For example, a wide spread Computer Industry management practice is to assign the responsibility for a new product management to a task force or management team consisting of at least three distinct managers: the project manager, the product manager and the development manager. If one is not clear on who the respective individuals are, where they formally report to, what kind of decisions are delegated to each team member, one would have a hard time first in finding out who to depose most effectively, and second in formulating lines of inquiry to explore under oath. It wastes everybody's time and money to ask questions of a witness that can truthfully say "I do not know".
The same can be said of documentation, in fact outsiders, or what the Computer Industry refers to as "end users" (which includes all law firms), have a limited perception of what product documentation is available. Usually end users are familiar with user manuals and programmers' reference manuals, on one hand, and source code at the other extreme. Neither of these two types of documentation are very useful during non technical discovery. Source code, because it is prohibitively expensive to READ, certainly not a job for para legals or even young attorneys with computer degrees. User manuals, because they rarely are completely truthful and, in any event, lack the "inside" information to establish the causes for product malfunction or limitation.
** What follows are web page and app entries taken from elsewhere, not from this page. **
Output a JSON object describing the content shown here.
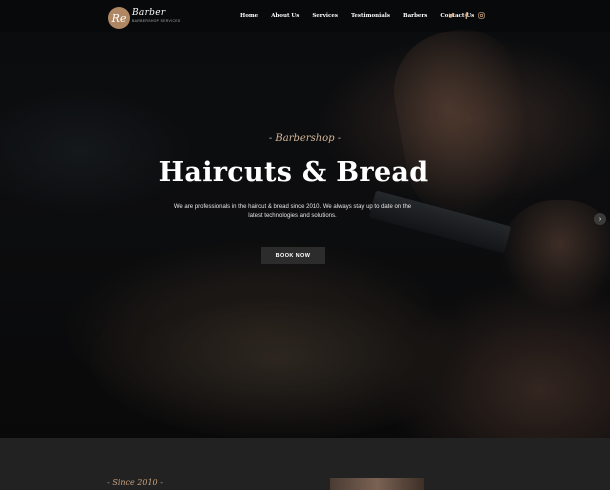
{
  "header": {
    "logo_text": "Re",
    "brand": "Barber",
    "brand_sub": "BARBERSHOP SERVICES",
    "nav": [
      "Home",
      "About Us",
      "Services",
      "Testimonials",
      "Barbers",
      "Contact Us"
    ],
    "social_icons": [
      "twitter-icon",
      "facebook-icon",
      "instagram-icon"
    ]
  },
  "hero": {
    "kicker": "- Barbershop -",
    "title": "Haircuts & Bread",
    "description": "We are professionals in the haircut & bread since 2010. We always stay up to date on the latest technologies and solutions.",
    "cta_label": "BOOK NOW",
    "next_arrow": "›"
  },
  "section2": {
    "kicker": "- Since 2010 -"
  },
  "colors": {
    "accent": "#c9a27f",
    "logo_bg": "#b08763"
  }
}
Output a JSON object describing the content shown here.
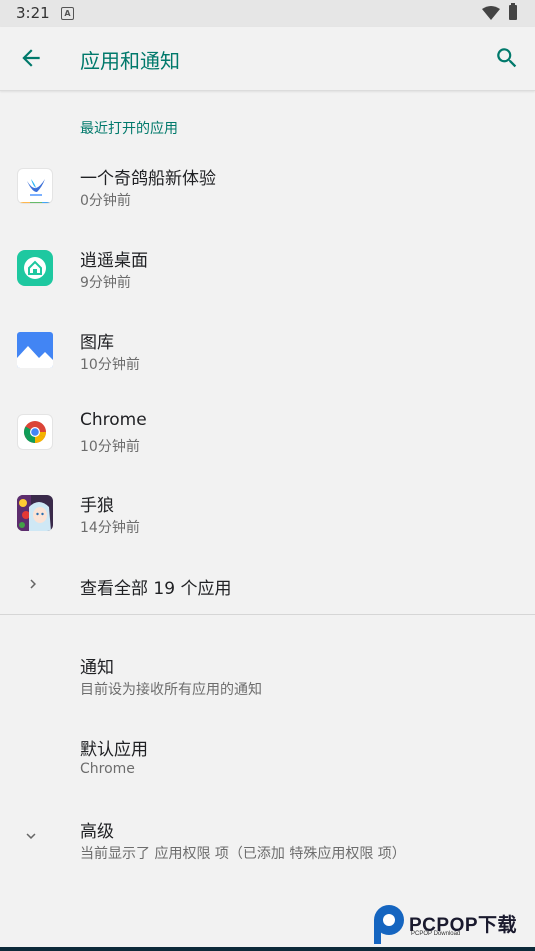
{
  "status_bar": {
    "time": "3:21",
    "notification_icon": "A"
  },
  "app_bar": {
    "title": "应用和通知"
  },
  "recent": {
    "header": "最近打开的应用",
    "apps": [
      {
        "name": "一个奇鸽船新体验",
        "time": "0分钟前"
      },
      {
        "name": "逍遥桌面",
        "time": "9分钟前"
      },
      {
        "name": "图库",
        "time": "10分钟前"
      },
      {
        "name": "Chrome",
        "time": "10分钟前"
      },
      {
        "name": "手狼",
        "time": "14分钟前"
      }
    ],
    "see_all": "查看全部 19 个应用"
  },
  "settings": {
    "notifications": {
      "title": "通知",
      "summary": "目前设为接收所有应用的通知"
    },
    "default_apps": {
      "title": "默认应用",
      "summary": "Chrome"
    },
    "advanced": {
      "title": "高级",
      "summary": "当前显示了 应用权限 项（已添加 特殊应用权限 项）"
    }
  },
  "watermark": {
    "brand": "PCPOP下载",
    "sub": "PCPOP Download"
  },
  "colors": {
    "accent": "#00796b",
    "background": "#f2f2f2"
  }
}
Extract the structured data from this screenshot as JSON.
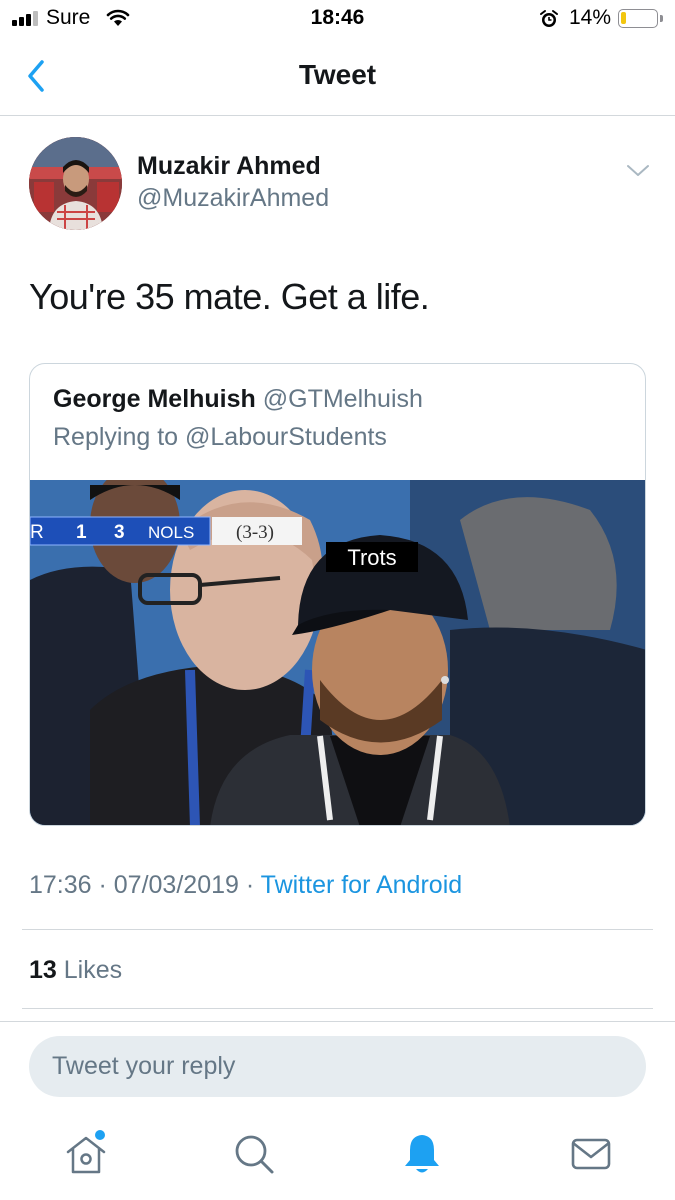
{
  "status_bar": {
    "carrier": "Sure",
    "time": "18:46",
    "battery_percent": "14%",
    "signal_strength": 3
  },
  "nav": {
    "title": "Tweet",
    "back_icon": "chevron-left-icon"
  },
  "tweet": {
    "display_name": "Muzakir Ahmed",
    "handle": "@MuzakirAhmed",
    "text": "You're 35 mate. Get a life.",
    "timestamp": "17:36 · 07/03/2019 · ",
    "source": "Twitter for Android",
    "likes_count": "13",
    "likes_label": " Likes"
  },
  "quoted_tweet": {
    "display_name": "George Melhuish",
    "handle": "@GTMelhuish",
    "replying_to": "Replying to @LabourStudents",
    "image": {
      "scoreboard_left": "R",
      "score_home": "1",
      "score_away": "3",
      "team": "NOLS",
      "aggregate": "(3-3)",
      "caption": "Trots"
    }
  },
  "reply": {
    "placeholder": "Tweet your reply"
  },
  "tab_bar": {
    "items": [
      "home-icon",
      "search-icon",
      "notifications-icon",
      "messages-icon"
    ],
    "active": "notifications-icon"
  },
  "colors": {
    "accent": "#1da1f2",
    "link": "#1b95e0",
    "secondary_text": "#657786",
    "primary_text": "#14171a"
  }
}
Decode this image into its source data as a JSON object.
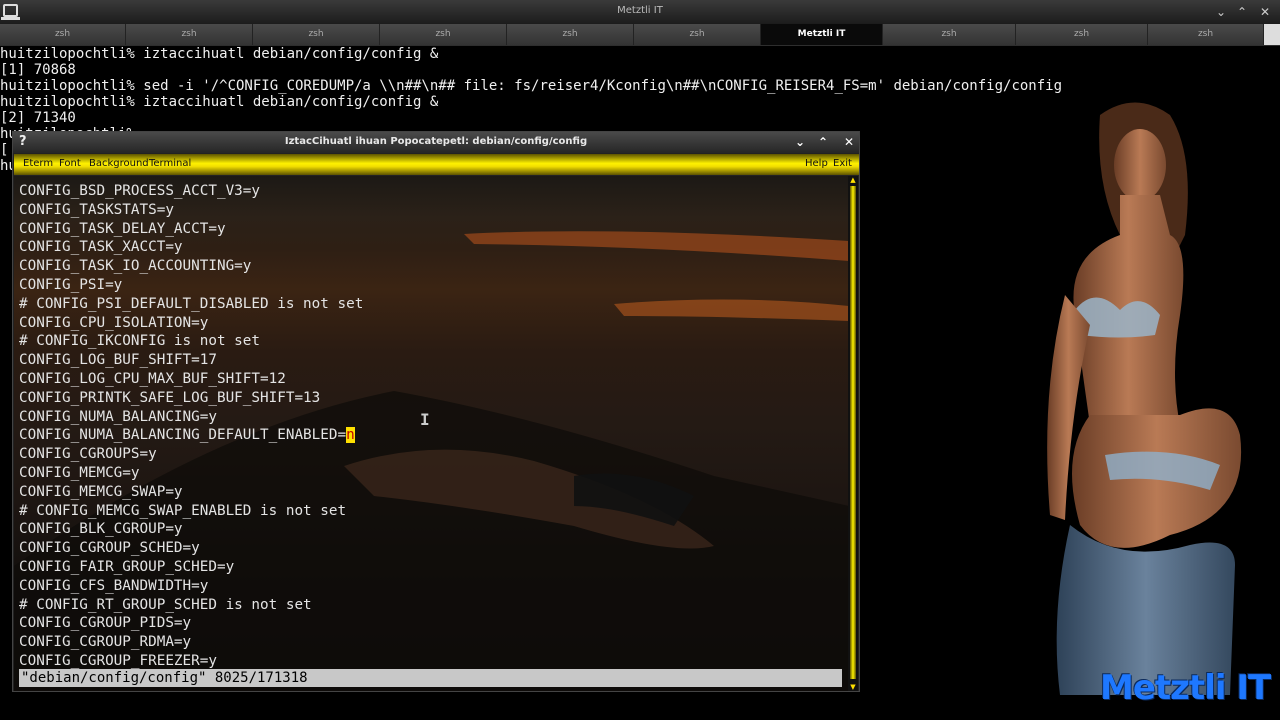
{
  "window": {
    "title": "Metztli IT"
  },
  "tabs": [
    {
      "label": "zsh"
    },
    {
      "label": "zsh"
    },
    {
      "label": "zsh"
    },
    {
      "label": "zsh"
    },
    {
      "label": "zsh"
    },
    {
      "label": "zsh"
    },
    {
      "label": "Metztli IT",
      "active": true
    },
    {
      "label": "zsh"
    },
    {
      "label": "zsh"
    },
    {
      "label": "zsh"
    }
  ],
  "shell": {
    "lines": [
      "huitzilopochtli% iztaccihuatl debian/config/config &",
      "[1] 70868",
      "huitzilopochtli% sed -i '/^CONFIG_COREDUMP/a \\\\n##\\n## file: fs/reiser4/Kconfig\\n##\\nCONFIG_REISER4_FS=m' debian/config/config",
      "huitzilopochtli% iztaccihuatl debian/config/config &",
      "[2] 71340",
      "huitzilopochtli% ",
      "[",
      "hu"
    ]
  },
  "eterm": {
    "title": "IztacCihuatl ihuan Popocatepetl: debian/config/config",
    "menu": [
      "Eterm",
      "Font",
      "Background",
      "Terminal"
    ],
    "menu_right": [
      "Help",
      "Exit"
    ],
    "lines": [
      "CONFIG_BSD_PROCESS_ACCT_V3=y",
      "CONFIG_TASKSTATS=y",
      "CONFIG_TASK_DELAY_ACCT=y",
      "CONFIG_TASK_XACCT=y",
      "CONFIG_TASK_IO_ACCOUNTING=y",
      "CONFIG_PSI=y",
      "# CONFIG_PSI_DEFAULT_DISABLED is not set",
      "CONFIG_CPU_ISOLATION=y",
      "# CONFIG_IKCONFIG is not set",
      "CONFIG_LOG_BUF_SHIFT=17",
      "CONFIG_LOG_CPU_MAX_BUF_SHIFT=12",
      "CONFIG_PRINTK_SAFE_LOG_BUF_SHIFT=13",
      "CONFIG_NUMA_BALANCING=y",
      "CONFIG_NUMA_BALANCING_DEFAULT_ENABLED=",
      "CONFIG_CGROUPS=y",
      "CONFIG_MEMCG=y",
      "CONFIG_MEMCG_SWAP=y",
      "# CONFIG_MEMCG_SWAP_ENABLED is not set",
      "CONFIG_BLK_CGROUP=y",
      "CONFIG_CGROUP_SCHED=y",
      "CONFIG_FAIR_GROUP_SCHED=y",
      "CONFIG_CFS_BANDWIDTH=y",
      "# CONFIG_RT_GROUP_SCHED is not set",
      "CONFIG_CGROUP_PIDS=y",
      "CONFIG_CGROUP_RDMA=y",
      "CONFIG_CGROUP_FREEZER=y"
    ],
    "cursor_char": "n",
    "status": "\"debian/config/config\" 8025/171318"
  },
  "brand": "Metztli IT",
  "colors": {
    "menubar": "#fff200",
    "cursor": "#ffe000",
    "brand": "#1e78ff"
  }
}
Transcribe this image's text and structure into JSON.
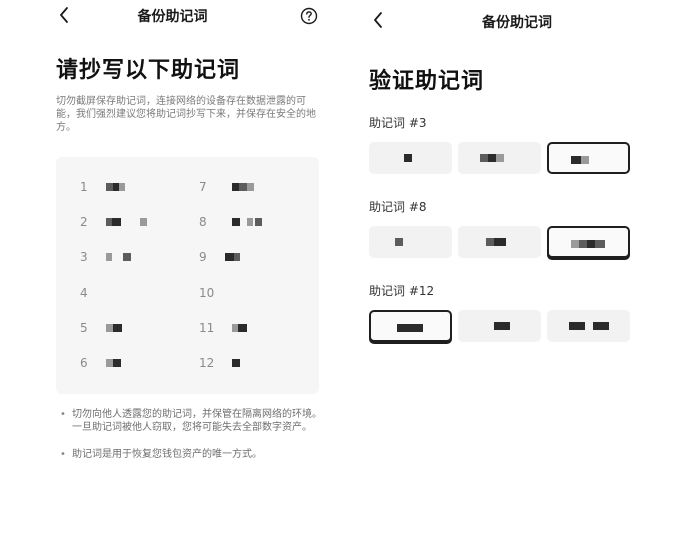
{
  "left": {
    "nav": {
      "title": "备份助记词"
    },
    "heading": "请抄写以下助记词",
    "description": "切勿截屏保存助记词，连接网络的设备存在数据泄露的可能，我们强烈建议您将助记词抄写下来，并保存在安全的地方。",
    "words": [
      {
        "num": "1"
      },
      {
        "num": "7"
      },
      {
        "num": "2"
      },
      {
        "num": "8"
      },
      {
        "num": "3"
      },
      {
        "num": "9"
      },
      {
        "num": "4"
      },
      {
        "num": "10"
      },
      {
        "num": "5"
      },
      {
        "num": "11"
      },
      {
        "num": "6"
      },
      {
        "num": "12"
      }
    ],
    "tips": [
      "切勿向他人透露您的助记词，并保管在隔离网络的环境。一旦助记词被他人窃取，您将可能失去全部数字资产。",
      "助记词是用于恢复您钱包资产的唯一方式。"
    ]
  },
  "right": {
    "nav": {
      "title": "备份助记词"
    },
    "heading": "验证助记词",
    "questions": [
      {
        "label": "助记词 #3",
        "selected_index": 2
      },
      {
        "label": "助记词 #8",
        "selected_index": 2
      },
      {
        "label": "助记词 #12",
        "selected_index": 0
      }
    ]
  }
}
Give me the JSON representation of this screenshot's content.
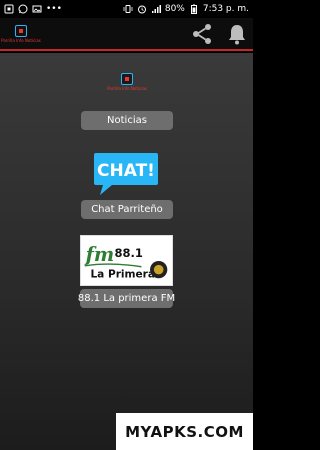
{
  "status_bar": {
    "battery": "80%",
    "time": "7:53 p. m.",
    "left_icons": [
      "app-notification-icon",
      "whatsapp-icon",
      "image-icon",
      "more-dots-icon"
    ],
    "right_icons": [
      "vibrate-icon",
      "alarm-icon",
      "signal-icon",
      "battery-icon"
    ]
  },
  "app_bar": {
    "logo_caption": "Parrilla Info Noticias",
    "actions": [
      "share-icon",
      "notifications-icon"
    ]
  },
  "main": {
    "logo_caption": "Parrilla Info Noticias",
    "buttons": {
      "noticias": "Noticias",
      "chat": "Chat Parriteño",
      "radio": "88.1 La primera FM"
    },
    "chat_icon_text": "CHAT!",
    "radio_logo": {
      "fm": "fm",
      "frequency": "88.1",
      "name": "La Primera"
    }
  },
  "watermark": {
    "text": "MYAPKS.COM"
  },
  "colors": {
    "accent_red": "#c62828",
    "chat_blue": "#29b6f6",
    "pill_gray": "#6e6e6e",
    "fm_green": "#2e7d32"
  }
}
The industry has developed a rich set of formal and sometimes very informal internal documents which, usually, truly capture sensitive information regarding choices made in designing the product and their rationale. For example, in a case we were involved with, and regarding whether the vendor had exercised due diligence in alerting end users on the risks associated with the use of the product, the point was beautifully made by locating, with the help of a GSG expert, an internal planning document which addressed precisely the same point and documented why it was resolved in the negative. i.e. not to warn the unwary end users. Needless to say the document wound up as a critical exhibit in the case.
Paper Blizzard Conversion
Another way an expert can help is in countering the standard defense Computer Industry vendors adopt. Namely, to drown the opposing side in a veritable blizzard of paper. In a recent case we have seen in excess of two hundred large boxes of photocopied documents gleefully handed by the vendor's counsel to the plaintiff counsel.
To begin with, any half way up-to-date Computer Industry vendor (hardware, software or services), has all of its information in a computer readable form. If one can compel disclosure of the computer readable form one can dramatically slash discovery costs. What is more, it costs these companies far more to print than simply making an electronic copy (e-copy). In fact. e-copies can be made, usually, in a completely automatic way, at VERY low cost.
In addition one needs computer expertise to do much with it. In fact, most such information is not indexed or otherwise structured for easy retrieval and massaging by standard (end users) database or retrieval programs. Therefore the cost of discovery can be dramatically slashed if: